A new council report says the petition has been signed by 1,179 people, just above the 10 per cent needed for the plans to be acceptable for consideration.
However Guiseley and Rawdon ward Conservative Councillor Graham Latty has hit out at the proposals, saying the area does not need the “expensive luxury” of a second layer of local government which would have to be funded by the taxpayer.
He told the YEP the area’s recently established Neighbourhood Forum fulfils many of a parish council’s functions, without any added cost.
There are 32 parish and town councils within the Leeds district. Their hyper-local level decision-making powers and activities are funded by a precept added to each householder’s council tax bill.
“I don’t favour a parish council for Guiseley,” Coun Latty said. “We have just recently had the Neighbourhood Forum designated. This draws up the neighbourhood plan, and a parish council can do the same. But once the designation has taken place, they cannot.
“This is one of the things that would be a waste of time. The general remit [of a neighbourhood forum] would fulfil some of the functions without having to pay the precept on your council tax.”
He said there was a danger of the small suburb becoming “awash with councillors”, adding that he believes the idea is “being pushed by the Guiseley Labour party” for political rather than practical reasons.
Councillor Peter Gruen, deputy leader of Leeds City Council, slammed councillor Latty’s comments as “nonsense”.
“We are reacting to [the wishes] of more than 10 per cent of electors in Guiseley, in excess of the percentage needed to trigger such a request,” he said. “If he is saying they are all Labour members, can he please give me their names and addresses?”
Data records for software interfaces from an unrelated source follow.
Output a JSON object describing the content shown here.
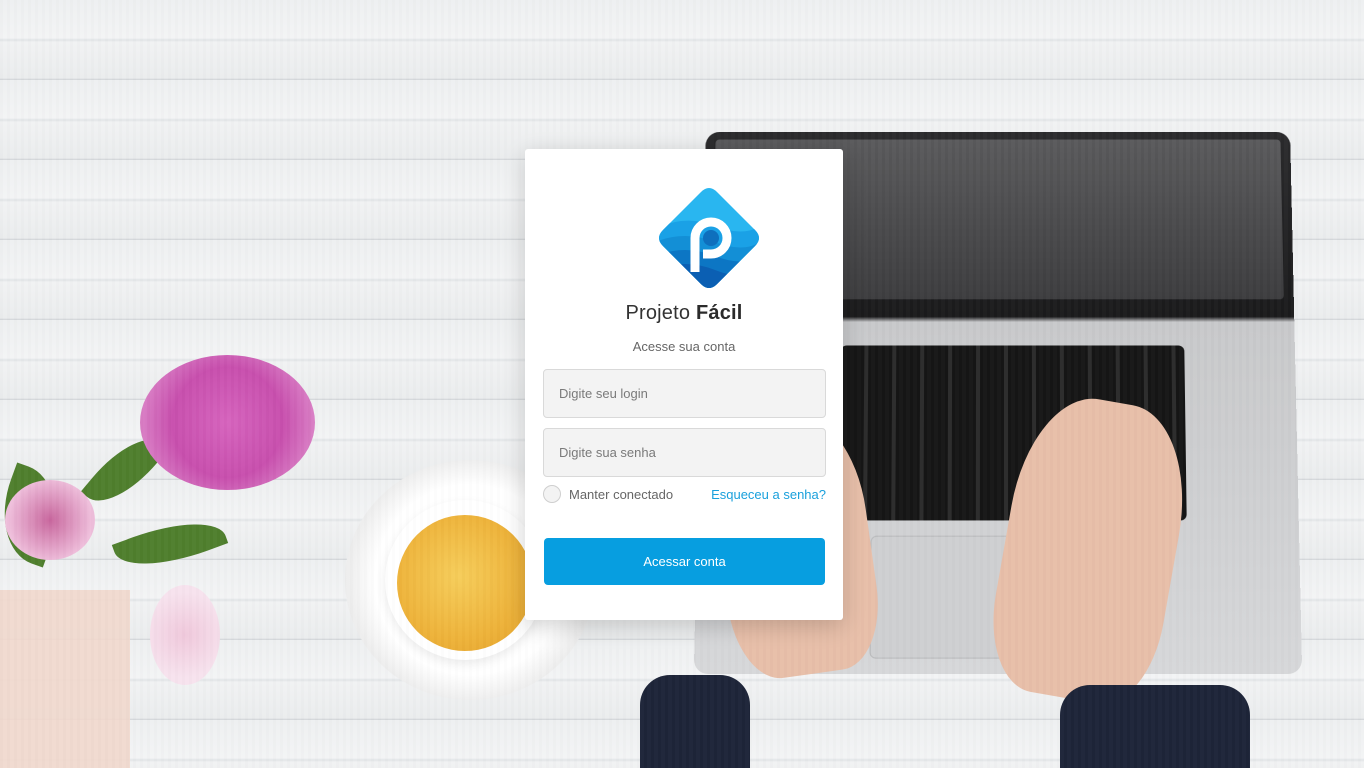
{
  "brand": {
    "name_regular": "Projeto",
    "name_bold": "Fácil",
    "logo_letter": "p",
    "colors": {
      "logo_light": "#29b6f0",
      "logo_mid": "#138fd6",
      "logo_dark": "#0b5fb3"
    }
  },
  "login": {
    "subtitle": "Acesse sua conta",
    "login_placeholder": "Digite seu login",
    "password_placeholder": "Digite sua senha",
    "remember_label": "Manter conectado",
    "forgot_label": "Esqueceu a senha?",
    "submit_label": "Acessar conta",
    "remember_checked": false
  },
  "colors": {
    "accent": "#079ee0",
    "link": "#1aa0dc",
    "card_bg": "#ffffff"
  }
}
He stressed the plans were at a preliminary stage and would soon be released for consultation.